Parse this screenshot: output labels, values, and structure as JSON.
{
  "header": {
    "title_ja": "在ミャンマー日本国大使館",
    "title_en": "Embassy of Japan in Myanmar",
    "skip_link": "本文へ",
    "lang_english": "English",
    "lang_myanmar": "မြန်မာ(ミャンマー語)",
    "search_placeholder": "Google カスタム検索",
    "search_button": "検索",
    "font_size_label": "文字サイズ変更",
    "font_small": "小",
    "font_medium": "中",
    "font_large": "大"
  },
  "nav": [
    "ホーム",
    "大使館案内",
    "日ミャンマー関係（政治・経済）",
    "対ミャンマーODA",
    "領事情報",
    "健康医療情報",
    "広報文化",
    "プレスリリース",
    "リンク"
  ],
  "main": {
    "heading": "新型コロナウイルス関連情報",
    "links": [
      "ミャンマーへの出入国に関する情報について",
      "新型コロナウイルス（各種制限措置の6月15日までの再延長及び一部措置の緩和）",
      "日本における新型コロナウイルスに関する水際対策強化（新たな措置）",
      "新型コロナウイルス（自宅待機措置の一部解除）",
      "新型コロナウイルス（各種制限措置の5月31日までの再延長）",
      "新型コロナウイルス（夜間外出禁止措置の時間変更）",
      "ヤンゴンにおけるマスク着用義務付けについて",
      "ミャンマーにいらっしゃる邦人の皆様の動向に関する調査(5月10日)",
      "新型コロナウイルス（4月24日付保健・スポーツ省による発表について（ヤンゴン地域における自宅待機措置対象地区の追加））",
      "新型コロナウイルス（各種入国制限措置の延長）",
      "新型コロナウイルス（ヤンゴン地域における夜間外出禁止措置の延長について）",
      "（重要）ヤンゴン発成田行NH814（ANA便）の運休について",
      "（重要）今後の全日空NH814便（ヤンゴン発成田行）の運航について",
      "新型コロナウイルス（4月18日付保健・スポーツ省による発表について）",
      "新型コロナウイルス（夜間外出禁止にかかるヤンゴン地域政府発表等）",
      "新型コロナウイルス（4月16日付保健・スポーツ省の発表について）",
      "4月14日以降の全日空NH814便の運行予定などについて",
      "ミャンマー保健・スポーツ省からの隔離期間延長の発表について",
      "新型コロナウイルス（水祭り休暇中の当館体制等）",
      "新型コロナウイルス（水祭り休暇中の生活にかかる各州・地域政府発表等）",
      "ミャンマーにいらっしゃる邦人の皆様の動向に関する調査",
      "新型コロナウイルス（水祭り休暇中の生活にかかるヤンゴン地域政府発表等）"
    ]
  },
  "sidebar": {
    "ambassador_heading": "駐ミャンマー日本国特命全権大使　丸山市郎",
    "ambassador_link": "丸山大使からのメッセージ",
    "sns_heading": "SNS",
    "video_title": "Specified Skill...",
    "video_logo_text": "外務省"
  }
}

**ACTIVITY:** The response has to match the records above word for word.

**ANSWER FOR THE TASK:**
Parse this screenshot: output labels, values, and structure as JSON.
{
  "header": {
    "title_ja": "在ミャンマー日本国大使館",
    "title_en": "Embassy of Japan in Myanmar",
    "skip_link": "本文へ",
    "lang_english": "English",
    "lang_myanmar": "မြန်မာ(ミャンマー語)",
    "search_placeholder": "Google カスタム検索",
    "search_button": "検索",
    "font_size_label": "文字サイズ変更",
    "font_small": "小",
    "font_medium": "中",
    "font_large": "大"
  },
  "nav": [
    "ホーム",
    "大使館案内",
    "日ミャンマー関係（政治・経済）",
    "対ミャンマーODA",
    "領事情報",
    "健康医療情報",
    "広報文化",
    "プレスリリース",
    "リンク"
  ],
  "main": {
    "heading": "新型コロナウイルス関連情報",
    "links": [
      "ミャンマーへの出入国に関する情報について",
      "新型コロナウイルス（各種制限措置の6月15日までの再延長及び一部措置の緩和）",
      "日本における新型コロナウイルスに関する水際対策強化（新たな措置）",
      "新型コロナウイルス（自宅待機措置の一部解除）",
      "新型コロナウイルス（各種制限措置の5月31日までの再延長）",
      "新型コロナウイルス（夜間外出禁止措置の時間変更）",
      "ヤンゴンにおけるマスク着用義務付けについて",
      "ミャンマーにいらっしゃる邦人の皆様の動向に関する調査(5月10日)",
      "新型コロナウイルス（4月24日付保健・スポーツ省による発表について（ヤンゴン地域における自宅待機措置対象地区の追加））",
      "新型コロナウイルス（各種入国制限措置の延長）",
      "新型コロナウイルス（ヤンゴン地域における夜間外出禁止措置の延長について）",
      "（重要）ヤンゴン発成田行NH814（ANA便）の運休について",
      "（重要）今後の全日空NH814便（ヤンゴン発成田行）の運航について",
      "新型コロナウイルス（4月18日付保健・スポーツ省による発表について）",
      "新型コロナウイルス（夜間外出禁止にかかるヤンゴン地域政府発表等）",
      "新型コロナウイルス（4月16日付保健・スポーツ省の発表について）",
      "4月14日以降の全日空NH814便の運行予定などについて",
      "ミャンマー保健・スポーツ省からの隔離期間延長の発表について",
      "新型コロナウイルス（水祭り休暇中の当館体制等）",
      "新型コロナウイルス（水祭り休暇中の生活にかかる各州・地域政府発表等）",
      "ミャンマーにいらっしゃる邦人の皆様の動向に関する調査",
      "新型コロナウイルス（水祭り休暇中の生活にかかるヤンゴン地域政府発表等）"
    ]
  },
  "sidebar": {
    "ambassador_heading": "駐ミャンマー日本国特命全権大使　丸山市郎",
    "ambassador_link": "丸山大使からのメッセージ",
    "sns_heading": "SNS",
    "video_title": "Specified Skill...",
    "video_logo_text": "外務省"
  }
}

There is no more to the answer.